in the park with parents taking their kids and fleeing was a favorite of
mine…after 46 years, you’d think parents would realize Tokyo is not a safe
place to raise children, what with all the Godzilla attacks…
As the film opens,
Godzilla is awake and restless again, and miniature buildings and cars are about
to feel the worse for it. Turns
out, there’s a reason for his tantrum: a
scientific team has just discovered and surfaced an ancient rock, buried under
the seas for millions of years. Much
to their dismay, it turns out to be a UFO/life form, is still alive, and is
ready to do inflict some damage upon Japan.
It does so by landing on top of the building of the scientific firm and
using its infrared tentacles to hack the computer systems.
It’s learning everything it can about Godzilla.
Is there going to be a fight? Oh,
yes. Orga, the villain, learns how
to shape shift himself as he fights. He
begins to become a Godzilla clone, though he looks amusingly more like the
recent American version of Godzilla than the traditional one in this film!
Of course, there are
human characters and interests, but I wouldn’t feel right talking about
them…in these movies, they really only exist to lend perspective to the
battling monsters and provide bogus theories about whatever the plot calls for.
The Americanized dialogue in this picture is a little surprising, but
welcome and funny, as the characters actually say things like “bite me” and
“quit yer bitchin’”.
In the end, though, Godzilla
2000 joins the ranks of the other Godzilla films as being one designed for
the fans of the series…those who aren’t already aren’t likely to see
anything in this latest effort to warm them to it…but for those fans, this
represents a good entry into the library: a
film with all the flavors we know and love, but with some added technical marvel
that enhances, rather than detracts from, the goofy fun.
Oh, and Godzilla looks
great for over forty years in show business…wonder who does his scales?
Because of lack of film preservation, many Asian films

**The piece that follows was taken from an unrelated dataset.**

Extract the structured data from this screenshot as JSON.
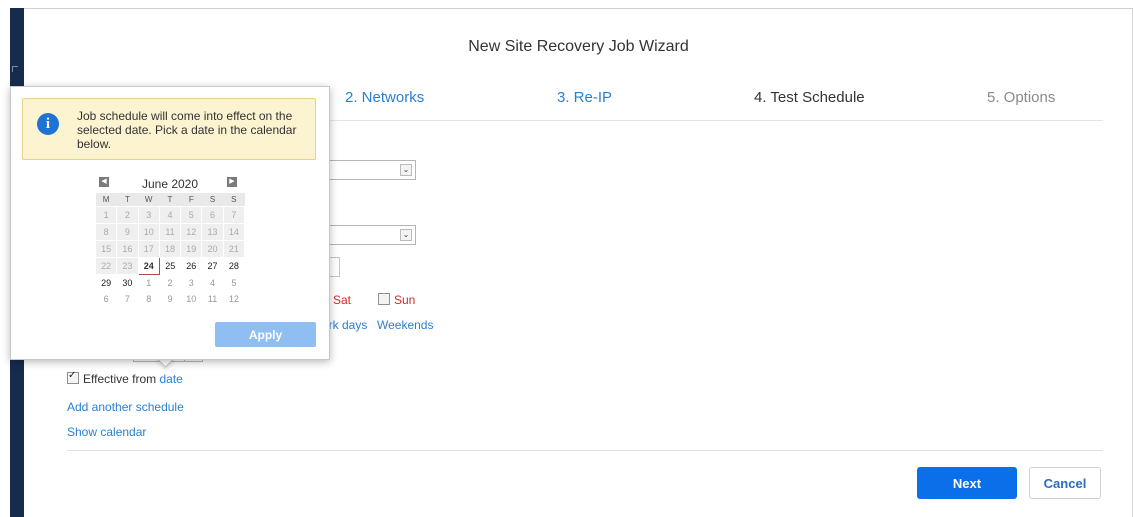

don’t look good. This one does.
CTS did a good with this quality anamorphic transfer.
The colors are vivid and natural looking, even in darker settings, and

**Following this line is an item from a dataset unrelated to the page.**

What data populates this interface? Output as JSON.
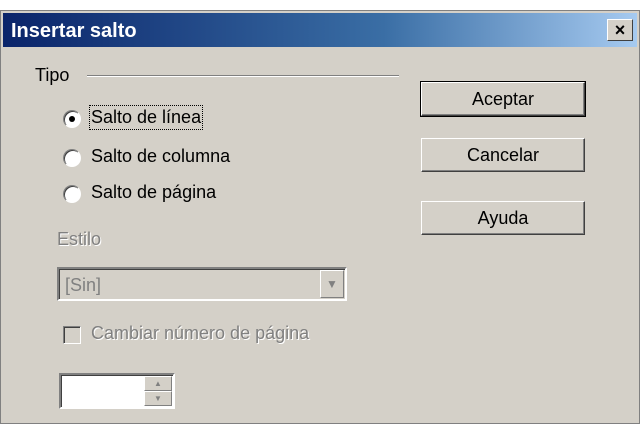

images are quite sharp and clear and maintain good contrast throughout.
Aside from an occasional bit of noticeable grain on really dark images
and one or two spots on the print itself (again, much less than might normally
be expected), there are no complaints here.
The 5.1 mix included on this DVD is a potent one, with
surprising bits of dynamic range, including many explosions and crashes that
radiate through with startling loudness and clarity. There is modest but effective use of front to rear stage
crossover signals, particularly in the big event showdown at the end, as well as
other generous scenes of general chaos and destruction.
The musical score and Godzilla’s roars also sound extra-sweet.
Fans are going to be pleased all around at the efforts that went into
The commentary track, by the American release production
team, is an absolute treat for me. Being
a huge and long time fan of Asian cinema, I always wondered what the thought
processes were when it came to altering an Eastern film for mass Western
consumption, and these guys lay it all on the line, from the most subtle changes
to the most elaborate, as well as why each was done.
Thankfully, they were all big Godzilla fans, and knew not to trim the
awkward cheesy scenes that make these films what they are to the fans.
Their comments are detailed right down to the names of the actors in the
film AND those who looped their lines for the American release.
It was a real treat. There’s
also a couple of trailers, for this and for the recent American film version of Godzilla,
talent files on the director and Godzilla himself, including career fight
stats (29 wins, 10 losses, 12 ties for the curious) and a short but nice
behind-the-scenes look at the film. I’ve
always wanted to see the sets and the guy in the costume in action, and this was
my first opportunity.
Godzilla is still the undisputed king of monsters…with more than twenty films under his belt, don’t look for that to change just because we change millennia. Godzilla 2000 proves the big lizard still has plenty of fight left in him, and just enough well-packaged cheese, to keep his fans around the world looking to Tokyo for the next destruction party.